**Work instruction:**
Return every line in the entries below where the word "icon" shows up.

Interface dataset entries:
^^^^^^^^^^^^^^^^

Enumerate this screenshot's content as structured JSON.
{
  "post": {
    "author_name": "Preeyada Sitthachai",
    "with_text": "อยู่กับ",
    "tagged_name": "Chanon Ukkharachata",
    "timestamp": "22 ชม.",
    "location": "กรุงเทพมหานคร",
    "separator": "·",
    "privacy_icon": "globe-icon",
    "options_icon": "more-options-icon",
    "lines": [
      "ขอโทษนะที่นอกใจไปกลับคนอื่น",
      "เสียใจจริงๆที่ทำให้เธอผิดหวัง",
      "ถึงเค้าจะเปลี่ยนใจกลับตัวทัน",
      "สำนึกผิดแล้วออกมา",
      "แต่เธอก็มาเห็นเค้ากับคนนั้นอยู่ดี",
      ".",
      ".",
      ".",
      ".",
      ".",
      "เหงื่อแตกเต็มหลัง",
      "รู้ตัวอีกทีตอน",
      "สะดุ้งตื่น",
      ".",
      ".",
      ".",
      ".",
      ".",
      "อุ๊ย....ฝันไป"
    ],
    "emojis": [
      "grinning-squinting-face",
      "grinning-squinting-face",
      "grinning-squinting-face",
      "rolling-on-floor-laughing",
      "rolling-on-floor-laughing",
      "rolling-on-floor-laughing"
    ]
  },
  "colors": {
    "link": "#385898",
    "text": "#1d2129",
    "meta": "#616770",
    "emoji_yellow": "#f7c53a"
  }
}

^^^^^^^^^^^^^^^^

**Problem solution:**
    "privacy_icon": "globe-icon",
    "options_icon": "more-options-icon",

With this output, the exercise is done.